3. GMOs Mean-Reversion Strategy Is Tested in Todays Market
Finding a truly exceptional asset manager is challenging, even for the most sophisticated investor. Most pitch investors by leading with the opportunities they see in the market or point to lofty end goals for those who invest with them. But not Boston-based Grantham, Mayo, Van Otterloo & Co., who open with risks: risks to the market, risks to your investments and, indeed, risks to your career if you follow their ideas all the way through. While their approach determining fair value by looking at asset valuation trends over the entire history of the market might be less than conventional, their long track record of successfully calling market bubbles speaks for itself.
4. CargoMetrics Cracks the Code on Shipping Data
Scott Borgerson and his team of quants at hedge fund firm CargoMetrics are at the forefront of harnessing information for potentially big investment advantages. Linking satellite signals, shipping data and proprietary analytics for its own trading in commodities, currencies and equity index futures, the start-up investment firm has a vision to map historically and in real time whats really going on with economic supply and demand across the planet. The problem, Borgerson says, is enormous, but the reward, if realized, is huge.
5. Warren Buffett Deputy Ted Weschler Makes His Mark
The highest bidder for lunch with Warren Buffet at Glide Foundations 2010 and 2011 auction, Weschler is now one of the billionaires two top investment managers at Berkshire Hathaway and a likely inheritor of his profile. Institutional Investors Miles Irish spoke with the hedge fund manager, who says he enjoys considerable autonomy as an investor. Forced to play his own devils advocate, he says hes a bear on a given stock one morning and a bull the next.
6. Evan Greenbergs Ace in Chubb Clothing
This summer, Upstart ACE engineered one of the largest insurance takeovers in history, acquiring venerable Chubb Corp. for more than $28 billion. As chairman and CEO of postmerger Chubb Corp., Greenberg turned the company from a midsize reinsurer into one of the worlds largest multiline insurance companies. He says he will be betting on the same acquisition strategy and obsession with underwriting as he continues to lead this select group of insurers.

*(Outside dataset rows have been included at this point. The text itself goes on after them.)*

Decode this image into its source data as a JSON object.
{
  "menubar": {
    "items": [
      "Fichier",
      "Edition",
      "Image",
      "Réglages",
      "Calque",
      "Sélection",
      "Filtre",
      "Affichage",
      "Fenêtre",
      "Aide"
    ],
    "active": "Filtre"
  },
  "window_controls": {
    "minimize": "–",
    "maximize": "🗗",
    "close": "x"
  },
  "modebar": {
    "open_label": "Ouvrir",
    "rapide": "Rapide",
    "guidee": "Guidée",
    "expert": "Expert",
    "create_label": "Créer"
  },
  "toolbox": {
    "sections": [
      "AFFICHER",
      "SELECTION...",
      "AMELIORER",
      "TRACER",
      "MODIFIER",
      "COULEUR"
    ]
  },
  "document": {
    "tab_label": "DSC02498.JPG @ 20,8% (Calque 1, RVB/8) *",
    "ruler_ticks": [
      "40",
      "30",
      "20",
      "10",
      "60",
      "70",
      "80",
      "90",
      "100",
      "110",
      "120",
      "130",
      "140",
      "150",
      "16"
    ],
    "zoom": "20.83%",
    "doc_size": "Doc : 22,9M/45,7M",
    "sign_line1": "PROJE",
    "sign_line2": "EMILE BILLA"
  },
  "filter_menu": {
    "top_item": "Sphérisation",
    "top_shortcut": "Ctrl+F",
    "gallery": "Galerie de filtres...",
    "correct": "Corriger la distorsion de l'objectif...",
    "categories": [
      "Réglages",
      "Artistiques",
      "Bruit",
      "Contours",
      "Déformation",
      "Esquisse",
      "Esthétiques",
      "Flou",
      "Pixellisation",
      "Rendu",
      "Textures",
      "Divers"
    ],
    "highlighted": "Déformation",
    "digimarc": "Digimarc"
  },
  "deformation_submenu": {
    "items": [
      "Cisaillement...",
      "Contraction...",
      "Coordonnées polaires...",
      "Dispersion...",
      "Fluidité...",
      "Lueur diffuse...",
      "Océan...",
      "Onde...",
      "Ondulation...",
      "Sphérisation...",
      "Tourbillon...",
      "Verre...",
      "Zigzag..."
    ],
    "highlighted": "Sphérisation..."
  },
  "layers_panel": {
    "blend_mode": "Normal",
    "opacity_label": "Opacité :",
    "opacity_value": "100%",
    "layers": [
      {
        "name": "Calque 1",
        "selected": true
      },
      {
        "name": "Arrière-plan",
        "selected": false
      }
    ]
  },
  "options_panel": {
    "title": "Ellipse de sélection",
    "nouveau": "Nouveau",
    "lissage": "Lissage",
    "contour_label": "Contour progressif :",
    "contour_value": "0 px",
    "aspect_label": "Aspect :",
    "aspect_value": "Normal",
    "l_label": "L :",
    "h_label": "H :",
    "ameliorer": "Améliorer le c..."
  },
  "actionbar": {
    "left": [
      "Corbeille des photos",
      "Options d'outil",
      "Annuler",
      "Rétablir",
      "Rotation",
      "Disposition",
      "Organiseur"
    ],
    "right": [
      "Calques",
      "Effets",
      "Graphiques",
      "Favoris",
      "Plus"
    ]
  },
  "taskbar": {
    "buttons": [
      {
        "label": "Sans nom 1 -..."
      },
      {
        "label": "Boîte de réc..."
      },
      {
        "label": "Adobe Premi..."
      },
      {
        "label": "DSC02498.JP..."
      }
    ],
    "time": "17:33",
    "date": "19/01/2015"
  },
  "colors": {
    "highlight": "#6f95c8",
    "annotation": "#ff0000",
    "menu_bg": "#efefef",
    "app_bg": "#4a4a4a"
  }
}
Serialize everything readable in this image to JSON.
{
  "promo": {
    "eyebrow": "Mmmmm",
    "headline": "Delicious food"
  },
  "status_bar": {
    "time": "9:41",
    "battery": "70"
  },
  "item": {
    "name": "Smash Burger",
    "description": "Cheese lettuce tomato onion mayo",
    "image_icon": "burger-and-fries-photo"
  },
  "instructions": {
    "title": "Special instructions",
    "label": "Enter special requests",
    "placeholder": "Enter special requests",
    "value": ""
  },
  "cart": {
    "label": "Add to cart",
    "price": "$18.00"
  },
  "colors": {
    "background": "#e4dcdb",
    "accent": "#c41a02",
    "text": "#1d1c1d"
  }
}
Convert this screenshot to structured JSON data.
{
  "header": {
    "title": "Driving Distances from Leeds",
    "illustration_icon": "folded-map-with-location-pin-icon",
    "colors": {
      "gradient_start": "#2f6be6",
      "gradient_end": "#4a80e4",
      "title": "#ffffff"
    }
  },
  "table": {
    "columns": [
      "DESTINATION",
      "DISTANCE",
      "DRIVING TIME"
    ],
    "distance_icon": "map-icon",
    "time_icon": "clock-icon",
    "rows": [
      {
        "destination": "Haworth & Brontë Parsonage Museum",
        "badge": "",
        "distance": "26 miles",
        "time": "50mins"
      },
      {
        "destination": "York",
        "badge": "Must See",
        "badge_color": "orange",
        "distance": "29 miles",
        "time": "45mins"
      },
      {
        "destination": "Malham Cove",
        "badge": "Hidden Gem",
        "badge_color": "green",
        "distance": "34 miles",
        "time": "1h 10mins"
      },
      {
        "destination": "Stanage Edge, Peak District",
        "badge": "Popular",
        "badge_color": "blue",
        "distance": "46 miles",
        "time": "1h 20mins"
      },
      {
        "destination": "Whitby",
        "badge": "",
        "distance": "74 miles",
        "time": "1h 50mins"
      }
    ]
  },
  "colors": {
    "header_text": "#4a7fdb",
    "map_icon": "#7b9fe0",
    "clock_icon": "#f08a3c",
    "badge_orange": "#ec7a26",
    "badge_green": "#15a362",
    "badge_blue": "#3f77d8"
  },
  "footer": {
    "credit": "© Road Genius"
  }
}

7. The 2016 Hedge Fund Rising Stars: Ivy Leagues Pave the Way
The hedge fund industry has grown to nearly $3 trillion in assets, up from $1 trillion a decade ago. At the heart of this growth: people. This years ranking examines the elite colleges that produced Institutional Investors most recent roundup of hedge fund rising stars. While many hailed from University of Pennsylvanias Wharton School, among other Ivy League schools, our list consistently includes stars with less typical backgrounds. It turns out you dont have to graduate from an Ivy League university. But it helps.
8. Hedge Funds Smell Blood in the Student Debt Market
It looks like the solid choice for a new economic doomsday scenario: The countrys student loan debt now sits north of $1.3 trillion, according to the Federal Reserve Bank of New York. More and more students are taking out loans for their education and going into default. Students who are behind on or have defaulted on their loan debt take a major hit to their credit scores, which can limit their ability to find jobs and buy cars and homes. As default rates climb, investors are shorting companies from debt manager Navient to student-housing providers, which poses the question: How did we get here? Read Bailey McCanns take.
9. The 2016 Tech 50: Making Financial Services Faster, Cheaper, Bigger
This years top financial technologists have leveraged cloud innovations and agile software techniques to accomplish more, on a larger scale, than ever before. Those who excel in financial services including the executives, innovators and entrepreneurs spotlighted in Institutional Investors Tech 50 ranking meet three simple benchmarks: better, faster, cheaper. Starting at the top with Bank of America Corp. chief operations and technology officer Catherine Bessant, many winners are applying advanced technologies that allow them to accomplish more within budget and are doing so at a global scale. Such innovation has not been feasible until recently.